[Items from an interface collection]
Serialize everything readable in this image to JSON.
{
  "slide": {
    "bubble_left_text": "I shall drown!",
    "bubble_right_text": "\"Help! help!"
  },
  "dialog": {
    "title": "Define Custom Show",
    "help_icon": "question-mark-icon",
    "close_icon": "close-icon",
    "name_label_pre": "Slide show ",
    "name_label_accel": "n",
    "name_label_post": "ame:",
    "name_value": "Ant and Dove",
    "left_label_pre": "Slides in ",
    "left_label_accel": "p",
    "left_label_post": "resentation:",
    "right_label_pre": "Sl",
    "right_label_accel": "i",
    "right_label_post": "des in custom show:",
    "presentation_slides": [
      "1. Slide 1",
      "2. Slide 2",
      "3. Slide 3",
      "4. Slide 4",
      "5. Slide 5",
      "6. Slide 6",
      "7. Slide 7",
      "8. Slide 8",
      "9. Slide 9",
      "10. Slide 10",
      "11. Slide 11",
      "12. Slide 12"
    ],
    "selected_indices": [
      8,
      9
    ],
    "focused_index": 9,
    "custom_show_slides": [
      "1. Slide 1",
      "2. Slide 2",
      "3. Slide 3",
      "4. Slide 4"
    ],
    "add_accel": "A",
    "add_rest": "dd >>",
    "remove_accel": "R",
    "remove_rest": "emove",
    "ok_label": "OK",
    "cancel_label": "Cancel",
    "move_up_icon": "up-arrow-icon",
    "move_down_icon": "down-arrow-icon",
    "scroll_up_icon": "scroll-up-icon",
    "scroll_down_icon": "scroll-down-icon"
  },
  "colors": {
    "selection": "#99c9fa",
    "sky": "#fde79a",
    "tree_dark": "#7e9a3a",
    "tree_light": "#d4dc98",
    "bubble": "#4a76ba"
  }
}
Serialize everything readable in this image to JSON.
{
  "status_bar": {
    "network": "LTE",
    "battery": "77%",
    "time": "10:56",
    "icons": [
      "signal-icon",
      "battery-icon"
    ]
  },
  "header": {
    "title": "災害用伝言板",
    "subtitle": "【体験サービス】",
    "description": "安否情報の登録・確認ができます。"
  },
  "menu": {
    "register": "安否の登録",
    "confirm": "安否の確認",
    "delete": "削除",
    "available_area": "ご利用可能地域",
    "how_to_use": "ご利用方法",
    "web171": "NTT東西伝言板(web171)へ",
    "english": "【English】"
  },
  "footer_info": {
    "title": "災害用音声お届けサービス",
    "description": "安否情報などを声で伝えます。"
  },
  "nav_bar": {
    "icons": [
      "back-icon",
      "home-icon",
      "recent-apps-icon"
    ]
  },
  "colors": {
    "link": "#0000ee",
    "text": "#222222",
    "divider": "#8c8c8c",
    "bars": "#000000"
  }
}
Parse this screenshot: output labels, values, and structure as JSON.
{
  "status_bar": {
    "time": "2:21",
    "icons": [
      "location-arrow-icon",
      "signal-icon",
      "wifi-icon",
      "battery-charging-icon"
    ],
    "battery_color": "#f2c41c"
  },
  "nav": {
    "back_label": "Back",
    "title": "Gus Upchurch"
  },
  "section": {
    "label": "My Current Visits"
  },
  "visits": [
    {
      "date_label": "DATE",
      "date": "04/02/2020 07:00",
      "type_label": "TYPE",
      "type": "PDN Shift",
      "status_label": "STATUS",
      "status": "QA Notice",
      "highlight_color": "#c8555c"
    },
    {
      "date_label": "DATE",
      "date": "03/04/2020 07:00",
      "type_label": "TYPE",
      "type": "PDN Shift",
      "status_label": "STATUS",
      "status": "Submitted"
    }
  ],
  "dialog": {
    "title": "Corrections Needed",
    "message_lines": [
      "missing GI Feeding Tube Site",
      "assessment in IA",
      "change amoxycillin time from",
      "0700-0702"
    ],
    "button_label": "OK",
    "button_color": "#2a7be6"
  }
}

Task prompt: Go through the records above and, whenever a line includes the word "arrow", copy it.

Task solution:
    "move_up_icon": "up-arrow-icon",
    "move_down_icon": "down-arrow-icon",
      "location-arrow-icon",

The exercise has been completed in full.